LONDON (AP) — Veteran British broadcaster David Attenborough has been appointed the “people’s advocate” at the global climate summit this year, where he is expected to address political leaders about the need for urgent action to tackle the “crippling” threat of climate change.
The 95-year-old, best known for his documentaries on the natural world such as “Planet Earth,” said the coronavirus pandemic has shown how crucial it is to secure international agreements to solve worldwide problems.
“But the problems that await us within the next five to 10 years are even greater,” he said in a short video message Monday.
Britain is hosting the United Nations’ COP26 climate conference in Glasgow, Scotland, in November.
British Prime Minister Boris Johnson thanked Attenborough for taking up the role, saying he has inspired millions with his TV work.
“There is no better person to build momentum for further change” ahead of the climate summit,” Johnson said.
As part of his role, Attenborough is also expected to speak at the G-7 leaders’ summit in Cornwall, southwestern England, next month.
Johnson’s government said last month it would commit to a tough new climate target, aiming to cut carbon emissions 78% of their 1990 levels by 2035. The new target, which will be enshrined in law, will include for the first time Britain’s share of emissions from international aviation and shipping.
Britain’s previous target was to slash emissions 68% by 2030, one of the most ambitious targets among developed nations.
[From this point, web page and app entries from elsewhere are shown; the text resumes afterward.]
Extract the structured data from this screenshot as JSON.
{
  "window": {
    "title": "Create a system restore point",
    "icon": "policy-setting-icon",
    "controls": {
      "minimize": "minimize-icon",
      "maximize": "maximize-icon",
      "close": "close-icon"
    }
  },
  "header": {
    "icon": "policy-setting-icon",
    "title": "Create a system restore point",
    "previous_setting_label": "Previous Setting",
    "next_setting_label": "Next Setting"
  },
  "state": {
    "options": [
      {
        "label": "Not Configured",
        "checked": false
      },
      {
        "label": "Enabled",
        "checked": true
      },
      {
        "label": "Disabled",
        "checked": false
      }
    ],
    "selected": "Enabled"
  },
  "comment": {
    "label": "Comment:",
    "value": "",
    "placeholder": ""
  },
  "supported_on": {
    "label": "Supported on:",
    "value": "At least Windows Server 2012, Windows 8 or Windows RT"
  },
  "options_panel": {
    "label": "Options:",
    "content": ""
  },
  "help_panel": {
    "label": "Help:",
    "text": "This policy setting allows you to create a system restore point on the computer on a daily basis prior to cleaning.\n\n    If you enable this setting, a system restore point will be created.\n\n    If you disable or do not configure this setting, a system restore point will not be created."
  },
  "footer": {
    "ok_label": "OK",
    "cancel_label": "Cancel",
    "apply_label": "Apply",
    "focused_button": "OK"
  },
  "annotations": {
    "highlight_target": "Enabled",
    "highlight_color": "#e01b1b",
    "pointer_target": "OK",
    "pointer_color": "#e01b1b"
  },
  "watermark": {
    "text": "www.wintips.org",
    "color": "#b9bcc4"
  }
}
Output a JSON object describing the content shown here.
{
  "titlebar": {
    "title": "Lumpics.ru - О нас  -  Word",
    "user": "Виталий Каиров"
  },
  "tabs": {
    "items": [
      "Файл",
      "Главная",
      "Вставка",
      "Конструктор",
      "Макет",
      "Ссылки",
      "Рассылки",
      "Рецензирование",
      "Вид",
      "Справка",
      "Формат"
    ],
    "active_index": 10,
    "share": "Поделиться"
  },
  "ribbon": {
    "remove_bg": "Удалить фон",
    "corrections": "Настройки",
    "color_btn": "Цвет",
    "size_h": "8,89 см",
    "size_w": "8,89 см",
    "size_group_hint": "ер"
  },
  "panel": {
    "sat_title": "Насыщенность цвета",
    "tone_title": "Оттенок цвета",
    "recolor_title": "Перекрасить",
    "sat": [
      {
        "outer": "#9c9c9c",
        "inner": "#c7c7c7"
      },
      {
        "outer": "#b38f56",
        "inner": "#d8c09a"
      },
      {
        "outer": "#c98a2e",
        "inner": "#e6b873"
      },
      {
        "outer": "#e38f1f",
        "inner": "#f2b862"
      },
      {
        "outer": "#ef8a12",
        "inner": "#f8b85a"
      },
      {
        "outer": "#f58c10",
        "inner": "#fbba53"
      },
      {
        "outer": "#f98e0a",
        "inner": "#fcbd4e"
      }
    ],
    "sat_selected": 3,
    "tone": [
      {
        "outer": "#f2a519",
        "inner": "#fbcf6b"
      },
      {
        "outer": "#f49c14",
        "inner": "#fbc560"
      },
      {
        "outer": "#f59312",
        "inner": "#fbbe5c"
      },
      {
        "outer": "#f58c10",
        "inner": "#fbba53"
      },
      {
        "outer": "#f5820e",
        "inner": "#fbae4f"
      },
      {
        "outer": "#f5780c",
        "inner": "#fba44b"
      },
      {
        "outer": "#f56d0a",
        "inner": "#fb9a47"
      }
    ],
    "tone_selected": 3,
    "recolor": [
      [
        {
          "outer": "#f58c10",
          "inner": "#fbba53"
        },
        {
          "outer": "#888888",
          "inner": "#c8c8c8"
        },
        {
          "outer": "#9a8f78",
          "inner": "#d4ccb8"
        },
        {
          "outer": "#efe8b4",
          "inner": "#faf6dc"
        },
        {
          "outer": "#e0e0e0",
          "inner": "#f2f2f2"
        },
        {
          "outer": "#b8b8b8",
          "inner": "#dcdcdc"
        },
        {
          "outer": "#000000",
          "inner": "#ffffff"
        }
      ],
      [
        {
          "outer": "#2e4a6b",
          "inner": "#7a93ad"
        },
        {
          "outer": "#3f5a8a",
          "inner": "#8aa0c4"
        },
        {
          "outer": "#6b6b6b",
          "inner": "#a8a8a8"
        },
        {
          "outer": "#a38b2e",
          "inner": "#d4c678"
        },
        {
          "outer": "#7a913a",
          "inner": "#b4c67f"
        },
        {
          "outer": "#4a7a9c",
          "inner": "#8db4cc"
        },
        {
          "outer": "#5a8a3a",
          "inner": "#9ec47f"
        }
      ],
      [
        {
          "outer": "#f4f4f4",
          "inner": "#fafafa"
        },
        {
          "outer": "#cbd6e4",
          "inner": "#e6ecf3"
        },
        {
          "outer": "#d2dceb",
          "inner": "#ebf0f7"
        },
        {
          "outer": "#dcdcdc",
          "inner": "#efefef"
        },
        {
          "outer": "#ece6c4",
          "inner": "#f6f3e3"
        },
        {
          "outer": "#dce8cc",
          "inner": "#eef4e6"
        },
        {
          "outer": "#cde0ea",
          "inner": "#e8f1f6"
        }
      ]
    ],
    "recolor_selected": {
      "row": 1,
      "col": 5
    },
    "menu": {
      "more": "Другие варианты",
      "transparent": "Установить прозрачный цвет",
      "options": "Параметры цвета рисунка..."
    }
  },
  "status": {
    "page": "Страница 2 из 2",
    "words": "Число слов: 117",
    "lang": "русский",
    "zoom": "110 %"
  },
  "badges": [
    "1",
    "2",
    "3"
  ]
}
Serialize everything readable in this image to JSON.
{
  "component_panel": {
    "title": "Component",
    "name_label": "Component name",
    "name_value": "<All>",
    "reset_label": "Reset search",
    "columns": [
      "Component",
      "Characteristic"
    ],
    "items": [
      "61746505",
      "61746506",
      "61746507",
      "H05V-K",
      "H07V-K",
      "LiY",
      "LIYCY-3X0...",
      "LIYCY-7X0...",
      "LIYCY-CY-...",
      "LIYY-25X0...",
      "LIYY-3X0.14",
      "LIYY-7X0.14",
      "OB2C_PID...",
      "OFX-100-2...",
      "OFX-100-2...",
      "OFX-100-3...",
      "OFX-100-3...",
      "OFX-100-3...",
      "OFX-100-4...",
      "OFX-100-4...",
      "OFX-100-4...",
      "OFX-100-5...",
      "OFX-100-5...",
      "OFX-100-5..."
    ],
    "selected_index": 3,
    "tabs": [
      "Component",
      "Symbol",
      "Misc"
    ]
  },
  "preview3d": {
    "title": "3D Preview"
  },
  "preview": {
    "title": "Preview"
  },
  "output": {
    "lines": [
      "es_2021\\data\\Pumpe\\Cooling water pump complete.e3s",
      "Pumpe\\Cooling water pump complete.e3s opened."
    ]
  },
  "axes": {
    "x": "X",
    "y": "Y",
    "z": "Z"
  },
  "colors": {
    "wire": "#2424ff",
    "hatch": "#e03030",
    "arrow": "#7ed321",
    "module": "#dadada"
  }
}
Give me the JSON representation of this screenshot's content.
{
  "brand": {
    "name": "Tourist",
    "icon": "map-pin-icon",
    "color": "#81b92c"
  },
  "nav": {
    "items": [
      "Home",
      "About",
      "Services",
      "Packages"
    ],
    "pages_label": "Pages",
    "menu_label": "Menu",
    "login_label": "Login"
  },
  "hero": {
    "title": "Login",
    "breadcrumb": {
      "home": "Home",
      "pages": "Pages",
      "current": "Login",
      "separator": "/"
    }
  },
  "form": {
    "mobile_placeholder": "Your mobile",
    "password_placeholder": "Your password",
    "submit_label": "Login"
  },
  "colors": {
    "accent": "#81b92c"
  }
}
Follow all AP stories on climate change at https://apnews.com/hub/climate.